The official opening of the Tidal Creek No. 2 Bridge on Saturday has been welcomed by Buller District Council and community, who say it’s a much-needed upgrade to the vital highway on the West Coast.
The 88-year-old bridge that was replaced no longer met seismic strength thresholds and was suitable only for vehicles up to a certain weight. Road freight operators with loads that exceeded the old bridge’s limits needed to apply to the Buller District Council for a permit to cross.
The new bridge, spanning 25 meters, is seismically sound and can accommodate High Productive Motor vehicles (HPMV).
Speaking at the opening Buller District Mayor Jamie Cleine said, “The Karamea Highway is a significant road for the Karamea Basin, servicing the farming and tourism sectors, as well as being a vital piece of infrastructure for the local community. Buller District Council is keen to work with MBIE to secure funding for vital projects such as the Tidal Creek No.2 Bridge, and the successful delivery of this project will hopefully display our ability to make the most of any future funding opportunities”.
The $1.8 million project was funded by the Ministry of Business, Innovation and Employment (MBIE) Provincial Growth Fund (PGF) as part of the COVID-19 shovel-ready response and was overseen by Buller District Council’s Project Management Office, set up to ensure the successful delivery of projects of this scale.
MBIE’s Principle Regional Advisor for the South Island, Warren Gilbertson said the Ministry was currently partnering on 10 separate projects with Buller District Council.
“Good progress is being made with all of those, and the Tidal Creek No.2 Bridge being delivered ahead of schedule and to budget sets a good precedent for the relationship going forward,” he said.
“Minister Nash recently announced the new Regional Strategic Partnership Fund, and we are currently talking to all of our West Coast partners, including Buller District Council, about potential future projects.”
The Tidal Creek No.2 Bridge project was managed by WSP, with construction and physical work undertaken by Concrete Structures Limited and WestReef Services Limited.
“For this project we utilised our team out of Greymouth, who have a lot of experience with the challenges that come with construction on the West Coast, which helped things run smoothly,” said Engineer Bridges and Civil Structures, WSP Vincent Wong.
“Moving the bridge structures and equipment to Karamea through the bluffs isn’t an easy job but our team’s planning and execution ensured there were no issues, we also had a good run of weather that enabled us to get the sealing done before the winter weather moved in.”

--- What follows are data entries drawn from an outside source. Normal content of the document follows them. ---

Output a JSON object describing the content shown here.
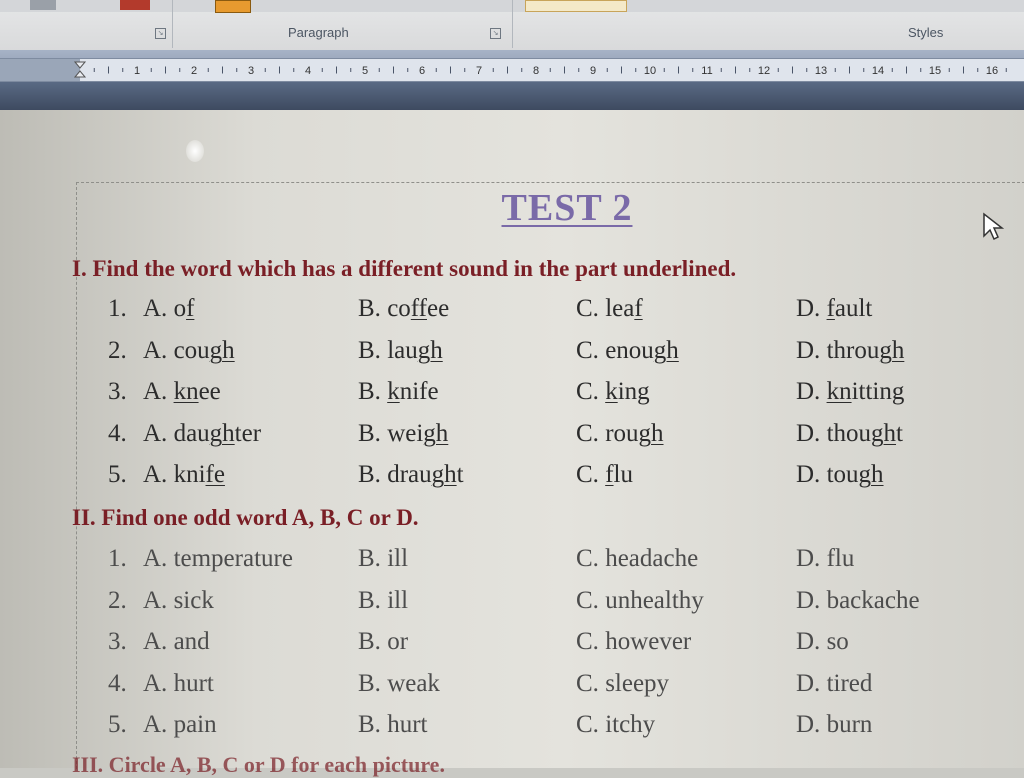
{
  "ribbon": {
    "groups": [
      {
        "label": "Paragraph"
      },
      {
        "label": "Styles"
      }
    ]
  },
  "ruler": {
    "numbers": [
      "1",
      "2",
      "3",
      "4",
      "5",
      "6",
      "7",
      "8",
      "9",
      "10",
      "11",
      "12",
      "13",
      "14",
      "15",
      "16"
    ]
  },
  "document": {
    "title": "TEST 2",
    "sections": [
      {
        "heading": "I. Find the word which has a different sound in the part underlined.",
        "questions": [
          {
            "num": "1.",
            "options": [
              {
                "letter": "A.",
                "pre": "o",
                "u": "f",
                "post": ""
              },
              {
                "letter": "B.",
                "pre": "co",
                "u": "ff",
                "post": "ee"
              },
              {
                "letter": "C.",
                "pre": "lea",
                "u": "f",
                "post": ""
              },
              {
                "letter": "D.",
                "pre": "",
                "u": "f",
                "post": "ault"
              }
            ]
          },
          {
            "num": "2.",
            "options": [
              {
                "letter": "A.",
                "pre": "cou",
                "u": "gh",
                "post": ""
              },
              {
                "letter": "B.",
                "pre": "lau",
                "u": "gh",
                "post": ""
              },
              {
                "letter": "C.",
                "pre": "enou",
                "u": "gh",
                "post": ""
              },
              {
                "letter": "D.",
                "pre": "throu",
                "u": "gh",
                "post": ""
              }
            ]
          },
          {
            "num": "3.",
            "options": [
              {
                "letter": "A.",
                "pre": "",
                "u": "kn",
                "post": "ee"
              },
              {
                "letter": "B.",
                "pre": "",
                "u": "k",
                "post": "nife"
              },
              {
                "letter": "C.",
                "pre": "",
                "u": "k",
                "post": "ing"
              },
              {
                "letter": "D.",
                "pre": "",
                "u": "kn",
                "post": "itting"
              }
            ]
          },
          {
            "num": "4.",
            "options": [
              {
                "letter": "A.",
                "pre": "dau",
                "u": "gh",
                "post": "ter"
              },
              {
                "letter": "B.",
                "pre": "wei",
                "u": "gh",
                "post": ""
              },
              {
                "letter": "C.",
                "pre": "rou",
                "u": "gh",
                "post": ""
              },
              {
                "letter": "D.",
                "pre": "thou",
                "u": "gh",
                "post": "t"
              }
            ]
          },
          {
            "num": "5.",
            "options": [
              {
                "letter": "A.",
                "pre": "kni",
                "u": "fe",
                "post": ""
              },
              {
                "letter": "B.",
                "pre": "drau",
                "u": "gh",
                "post": "t"
              },
              {
                "letter": "C.",
                "pre": "",
                "u": "f",
                "post": "lu"
              },
              {
                "letter": "D.",
                "pre": "tou",
                "u": "gh",
                "post": ""
              }
            ]
          }
        ]
      },
      {
        "heading": "II. Find one odd word A, B, C or D.",
        "questions": [
          {
            "num": "1.",
            "options": [
              {
                "letter": "A.",
                "pre": "temperature",
                "u": "",
                "post": ""
              },
              {
                "letter": "B.",
                "pre": "ill",
                "u": "",
                "post": ""
              },
              {
                "letter": "C.",
                "pre": "headache",
                "u": "",
                "post": ""
              },
              {
                "letter": "D.",
                "pre": "flu",
                "u": "",
                "post": ""
              }
            ]
          },
          {
            "num": "2.",
            "options": [
              {
                "letter": "A.",
                "pre": "sick",
                "u": "",
                "post": ""
              },
              {
                "letter": "B.",
                "pre": "ill",
                "u": "",
                "post": ""
              },
              {
                "letter": "C.",
                "pre": "unhealthy",
                "u": "",
                "post": ""
              },
              {
                "letter": "D.",
                "pre": "backache",
                "u": "",
                "post": ""
              }
            ]
          },
          {
            "num": "3.",
            "options": [
              {
                "letter": "A.",
                "pre": "and",
                "u": "",
                "post": ""
              },
              {
                "letter": "B.",
                "pre": "or",
                "u": "",
                "post": ""
              },
              {
                "letter": "C.",
                "pre": "however",
                "u": "",
                "post": ""
              },
              {
                "letter": "D.",
                "pre": "so",
                "u": "",
                "post": ""
              }
            ]
          },
          {
            "num": "4.",
            "options": [
              {
                "letter": "A.",
                "pre": "hurt",
                "u": "",
                "post": ""
              },
              {
                "letter": "B.",
                "pre": "weak",
                "u": "",
                "post": ""
              },
              {
                "letter": "C.",
                "pre": "sleepy",
                "u": "",
                "post": ""
              },
              {
                "letter": "D.",
                "pre": "tired",
                "u": "",
                "post": ""
              }
            ]
          },
          {
            "num": "5.",
            "options": [
              {
                "letter": "A.",
                "pre": "pain",
                "u": "",
                "post": ""
              },
              {
                "letter": "B.",
                "pre": "hurt",
                "u": "",
                "post": ""
              },
              {
                "letter": "C.",
                "pre": "itchy",
                "u": "",
                "post": ""
              },
              {
                "letter": "D.",
                "pre": "burn",
                "u": "",
                "post": ""
              }
            ]
          }
        ]
      }
    ],
    "next_heading_partial": "III. Circle A, B, C or D for each picture."
  },
  "colors": {
    "title": "#7a6aa8",
    "heading": "#7a1f26",
    "body_text": "#2c2c2c"
  }
}
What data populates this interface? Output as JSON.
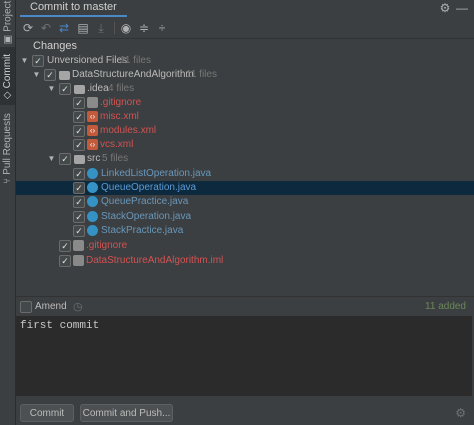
{
  "sidebar": {
    "tabs": [
      {
        "label": "Project"
      },
      {
        "label": "Commit"
      },
      {
        "label": "Pull Requests"
      }
    ]
  },
  "header": {
    "tab_label": "Commit to master"
  },
  "changes": {
    "label": "Changes",
    "unversioned": {
      "label": "Unversioned Files",
      "count": "11 files"
    },
    "project": {
      "label": "DataStructureAndAlgorithm",
      "count": "11 files"
    },
    "idea": {
      "label": ".idea",
      "count": "4 files"
    },
    "idea_files": [
      ".gitignore",
      "misc.xml",
      "modules.xml",
      "vcs.xml"
    ],
    "src": {
      "label": "src",
      "count": "5 files"
    },
    "src_files": [
      "LinkedListOperation.java",
      "QueueOperation.java",
      "QueuePractice.java",
      "StackOperation.java",
      "StackPractice.java"
    ],
    "root_files": [
      ".gitignore",
      "DataStructureAndAlgorithm.iml"
    ]
  },
  "commit": {
    "amend_label": "Amend",
    "added_status": "11 added",
    "message": "first commit",
    "commit_label": "Commit",
    "commit_push_label": "Commit and Push..."
  },
  "colors": {
    "accent": "#4a88c7",
    "unversioned_file": "#d25252",
    "java_file": "#6897bb",
    "added": "#6a8759",
    "selection": "#0d293e"
  },
  "icons": {
    "toolbar": [
      "refresh-icon",
      "rollback-icon",
      "diff-icon",
      "shelve-icon",
      "download-icon",
      "eye-icon",
      "expand-all-icon",
      "collapse-all-icon"
    ]
  }
}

A video detailing the projects progress and bridge construction can be found at https://www.youtube.com/watch?v=hNNFzGgeBuk